At the risk of sounding like an old curmudgeon, I have some things to say about the Banksy/Colossal Media "collaboration" which went up a few days ago on Wooster and Grand streets in NYC. Street Art and Graffiti have always been not only artistic acts, but political ones as well: challenging popular conceptions of how, and by whom, the public environment is utilized. The criminalization of these practices over the past 30+ years speaks to the top down control of public space, which seeks to define the terms on which our public spaces are used. The privatization of our public environment, including the walls of our buildings, has placed our shared environment out of reach of many in an effort to diffuse competitive uses of those spaces. Graffiti and Street Art should be understood as just such a competitive force against the determined efforts of public advertising to prevent all other unsanctioned visual uses of the public realm.
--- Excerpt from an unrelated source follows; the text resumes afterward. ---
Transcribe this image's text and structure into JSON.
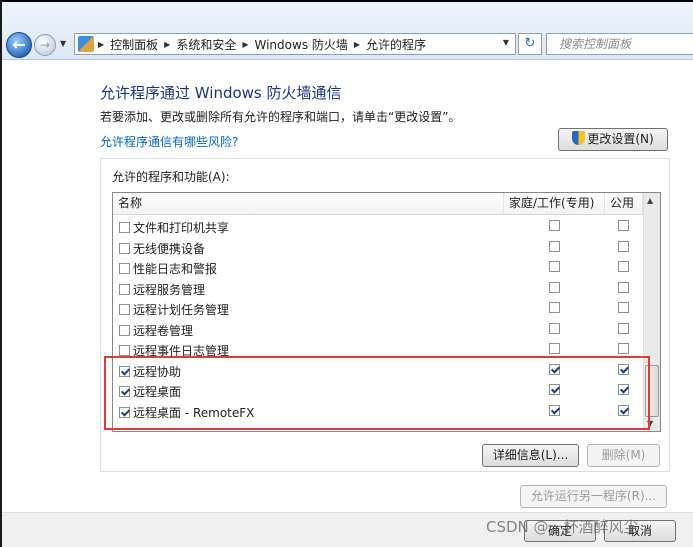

To say that a collaboration like this between Street Art and the public advertising world "takes the air out of this works impact" is an understatement.

On top of this general complaint, Banksy ironically uses the I NY campaign created by Milton Glaser and promoted by the Association For A Better New York (ABNY) which was in many ways interested in removing the stigma which Graffiti had attached to the city in some of our darker economic times; Though things just might get worse now than they did back in the late 70's. Maybe we can let this one go since Banksy's not from around here, but New York street artists should be aware of the fact that the criminalization of Street Art and Graffiti was promoted by those agencies like the ABNY who were responsible for this benign slogan which tried to clean up, and helped to cover the true images of New York that many young Graffiti artists were trying to reveal.

See Taking the Train by Joe Austin and Branding NY by Miriam Greenberg.

I must add that Colossal Media is one of the less intrusive outdoor media companies, often painting their murals as opposed to using the more profitable vinyl signage, as well as working directly with street artists as pictured.

Labels: , , , , , ,


    Eduardo Moises Penalver & Sonia Kaytal
    Property Outlaws: How Squatters, Pirates, and Protesters Improve the Law of Ownership

    Barbara Ehrenreich
    Dancing in the Streets: A History of Collective Joy

    Lewis Hyde
    The Gift, Creativity and the Artist in the Modern World

    Geoffrey Miller
    Spent: Sex, Evolution, & Consumer Behavior

    Sharon Zukin
    The Cultures of Cities

    Miriam Greenberg
    Branding New York

    Naomi Klein
    No Logo

    Kalle Lasn
    Culture Jam

    Stuart Ewen
    Captains of Consciousness

    Stuart Ewen
    All Consuming Images

    Stuart & Elizabeth Ewen
    Channels of Desire

    Jeff Ferrell
    Crimes of Style

    Jeff Ferrell
    Tearing Down the Streets

    John Berger
    Ways of Seeing

    Joe Austin
    Taking the Train

    Rosalyn Deutsche
    Evictions art + spatial politics

    Jane Jacobs
    Death+Life of American Cities